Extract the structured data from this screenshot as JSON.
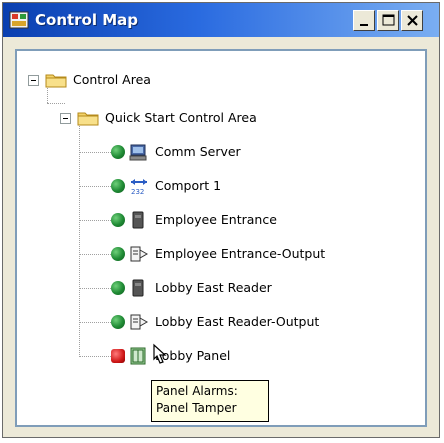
{
  "window": {
    "title": "Control Map",
    "controls": {
      "minimize": "minimize",
      "maximize": "maximize",
      "close": "close"
    }
  },
  "tree": {
    "root": {
      "label": "Control Area",
      "icon": "folder-icon"
    },
    "child": {
      "label": "Quick Start Control Area",
      "icon": "folder-icon"
    },
    "items": [
      {
        "label": "Comm Server",
        "status": "online",
        "icon": "server-icon"
      },
      {
        "label": "Comport 1",
        "status": "online",
        "icon": "comport-icon"
      },
      {
        "label": "Employee Entrance",
        "status": "online",
        "icon": "reader-icon"
      },
      {
        "label": "Employee Entrance-Output",
        "status": "online",
        "icon": "output-icon"
      },
      {
        "label": "Lobby East Reader",
        "status": "online",
        "icon": "reader-icon"
      },
      {
        "label": "Lobby East Reader-Output",
        "status": "online",
        "icon": "output-icon"
      },
      {
        "label": "Lobby Panel",
        "status": "alarm",
        "icon": "panel-icon"
      }
    ]
  },
  "tooltip": {
    "line1": "Panel Alarms:",
    "line2": "Panel Tamper"
  },
  "colors": {
    "online": "#1f8a34",
    "alarm": "#d01818",
    "titlebar": "#0a3fb0"
  }
}
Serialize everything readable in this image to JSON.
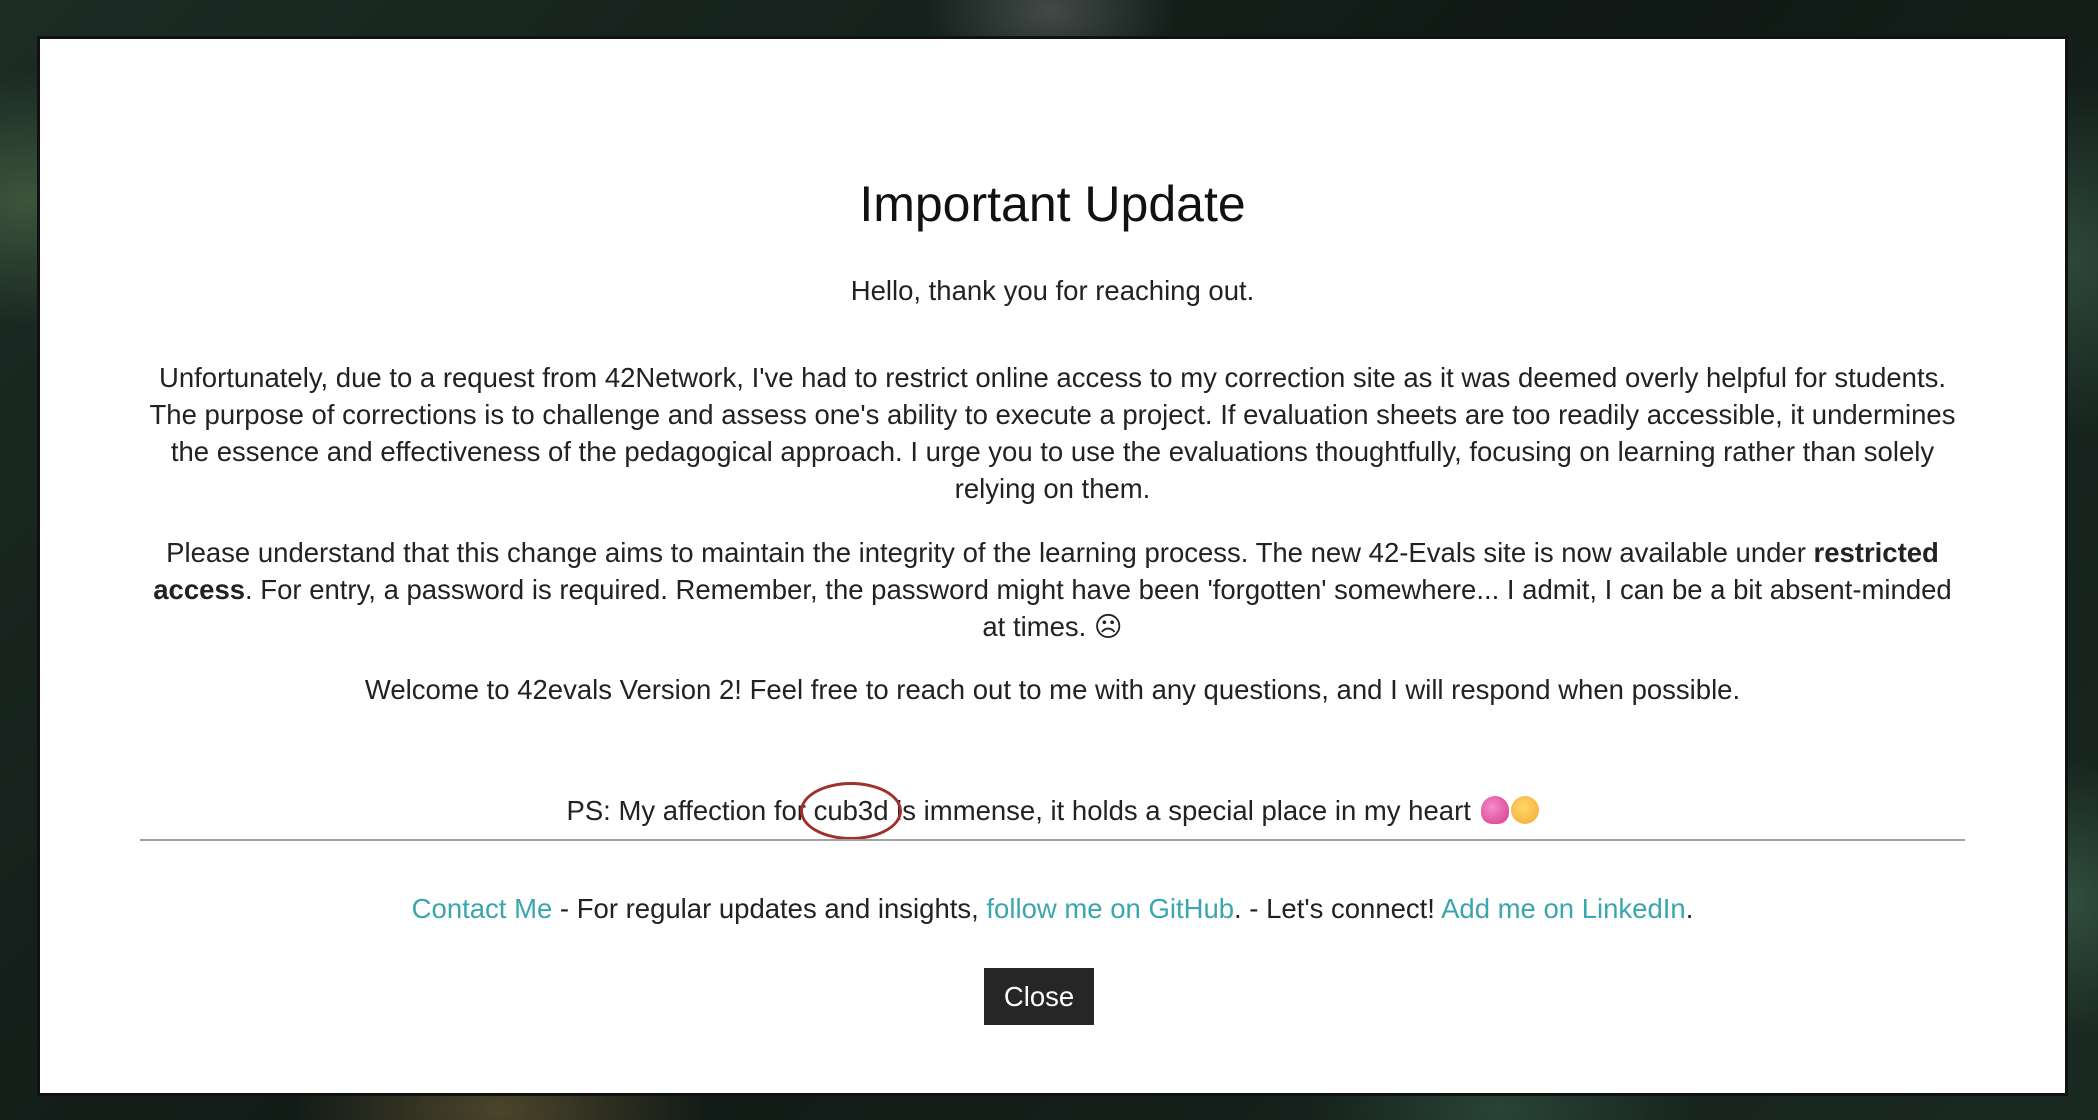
{
  "modal": {
    "title": "Important Update",
    "greeting": "Hello, thank you for reaching out.",
    "paragraph_unfortunately": "Unfortunately, due to a request from 42Network, I've had to restrict online access to my correction site as it was deemed overly helpful for students. The purpose of corrections is to challenge and assess one's ability to execute a project. If evaluation sheets are too readily accessible, it undermines the essence and effectiveness of the pedagogical approach. I urge you to use the evaluations thoughtfully, focusing on learning rather than solely relying on them.",
    "paragraph_please": {
      "before": "Please understand that this change aims to maintain the integrity of the learning process. The new 42-Evals site is now available under ",
      "bold": "restricted access",
      "after": ". For entry, a password is required. Remember, the password might have been 'forgotten' somewhere... I admit, I can be a bit absent-minded at times. ☹"
    },
    "paragraph_welcome": "Welcome to 42evals Version 2! Feel free to reach out to me with any questions, and I will respond when possible.",
    "ps": {
      "before": "PS: My affection for ",
      "highlight": "cub3d",
      "after": " is immense, it holds a special place in my heart ",
      "emojis": [
        "heart-with-sparkles",
        "smiling-face-with-hearts"
      ]
    },
    "footer": {
      "contact_link": "Contact Me",
      "text_1": " - For regular updates and insights, ",
      "github_link": "follow me on GitHub",
      "text_2": ". - Let's connect! ",
      "linkedin_link": "Add me on LinkedIn",
      "text_3": "."
    },
    "close_label": "Close"
  },
  "colors": {
    "link": "#3aa6ad",
    "button_bg": "#262626",
    "circle_annotation": "#a0312a"
  }
}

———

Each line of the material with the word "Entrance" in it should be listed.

        "label": "Employee Entrance",
        "label": "Employee Entrance-Output",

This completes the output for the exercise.